A meat replacer based on legumes that is not inferior to steak – that’s the promising future and interim result of extensive research into sustainable meat replacers, based purely on vegetable ingredients, conducted by a team led by Professor Atze Jan van der Goot of Wageningen University.Food technologist Van der Goot and his group developed a new technology that fabricates ingredients from legumes, such as soy beans, in such a way that a ‘meat structure’ develops with the fineness and fibre structure of steak, they say, providing the basis for the development of a vegetarian steak. The product makes animal ingredients, such as egg or whey, unnecessary and does not have any limitations size-wise, the team said.Researchers from Wageningen, together with colleagues from TU Delft, were building a working prototype for the production of vegetable pieces of meat. With the device, it is possible to mimic meat-like structures from soy proteins, in a piece of a few kilograms (60x30x3 cm); which is too large to fit on two plates. The structure is finer and the method is said to be much more energy efficient compared to existing production methods for meat replacers.With so-called Shear Cell Technology, it is possible to deform vegetable proteins, resulting in a desirable fibre structure. Initially, this method was used to make fibres out of dairy proteins.

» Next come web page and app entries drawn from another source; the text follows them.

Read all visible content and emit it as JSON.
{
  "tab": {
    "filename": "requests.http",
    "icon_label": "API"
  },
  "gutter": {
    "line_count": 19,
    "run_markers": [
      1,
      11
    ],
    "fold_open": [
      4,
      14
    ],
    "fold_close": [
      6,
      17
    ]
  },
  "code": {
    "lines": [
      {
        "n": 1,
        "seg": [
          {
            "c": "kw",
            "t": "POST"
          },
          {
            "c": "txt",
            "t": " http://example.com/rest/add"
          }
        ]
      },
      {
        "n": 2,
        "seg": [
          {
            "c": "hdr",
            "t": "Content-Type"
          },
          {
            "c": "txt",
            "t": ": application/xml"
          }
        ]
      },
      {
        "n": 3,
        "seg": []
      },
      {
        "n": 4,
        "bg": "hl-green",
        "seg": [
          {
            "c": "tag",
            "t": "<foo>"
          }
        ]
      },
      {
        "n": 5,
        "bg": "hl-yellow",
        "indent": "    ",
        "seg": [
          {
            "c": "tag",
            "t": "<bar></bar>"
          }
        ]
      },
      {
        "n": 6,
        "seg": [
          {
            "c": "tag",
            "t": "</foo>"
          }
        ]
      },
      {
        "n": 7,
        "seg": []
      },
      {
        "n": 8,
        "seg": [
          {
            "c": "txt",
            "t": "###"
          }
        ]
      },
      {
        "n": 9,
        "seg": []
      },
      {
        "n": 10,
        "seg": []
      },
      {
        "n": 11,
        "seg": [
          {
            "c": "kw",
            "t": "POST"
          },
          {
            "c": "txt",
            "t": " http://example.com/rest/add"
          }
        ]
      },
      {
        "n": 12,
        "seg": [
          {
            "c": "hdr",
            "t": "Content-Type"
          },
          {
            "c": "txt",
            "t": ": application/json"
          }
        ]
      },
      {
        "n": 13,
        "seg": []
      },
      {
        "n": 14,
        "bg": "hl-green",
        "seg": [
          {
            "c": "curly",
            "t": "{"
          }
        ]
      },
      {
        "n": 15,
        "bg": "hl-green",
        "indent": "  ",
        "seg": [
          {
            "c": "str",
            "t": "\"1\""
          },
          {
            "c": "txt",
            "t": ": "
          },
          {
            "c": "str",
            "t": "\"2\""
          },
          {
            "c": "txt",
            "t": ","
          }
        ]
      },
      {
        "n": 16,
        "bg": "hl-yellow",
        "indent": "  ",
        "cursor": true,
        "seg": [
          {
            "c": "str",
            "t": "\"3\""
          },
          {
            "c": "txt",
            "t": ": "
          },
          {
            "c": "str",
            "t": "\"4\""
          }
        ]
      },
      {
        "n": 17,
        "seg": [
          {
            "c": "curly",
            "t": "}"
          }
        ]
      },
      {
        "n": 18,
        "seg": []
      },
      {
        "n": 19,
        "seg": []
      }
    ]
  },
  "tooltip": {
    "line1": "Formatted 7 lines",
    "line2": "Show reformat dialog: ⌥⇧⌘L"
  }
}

But, to be genuinely sustainable, the focus should be on vegetable proteins, according to Van der Groot. “One needs to take into account the whole production process and analyse all ingredients based on their sustainability,” he said. “Then, it turns out that way less energy gets lost when producing with vegetable proteins.”The processing and structuring of vegetable proteins is more complex compared to dairy proteins, the researchers said. Nevertheless, the research team led by Van der Goot was able to make meat replacers from vegetable proteins which are as large as stir-fry cubes. “Now, we understand via which mechanisms vegetable proteins form structures,” said Van der Goot. “Due to this scientific insight we can develop a pure, vegetable-based, wholesome meat replacers, which the structure from meat.”Van der Goot is unable to say how much time it will take before the new, sustainable meat replacer reaches the market, noting that the prototype needs to be developed further up to a full production facility.The research was achieved by the ISPT (Institute for Sustainable Process Technology) facilitated public-private collaboration between Wageningen UR, TU Delft, the Vegetarian Vegetarische Butcher and The Peas Foundation.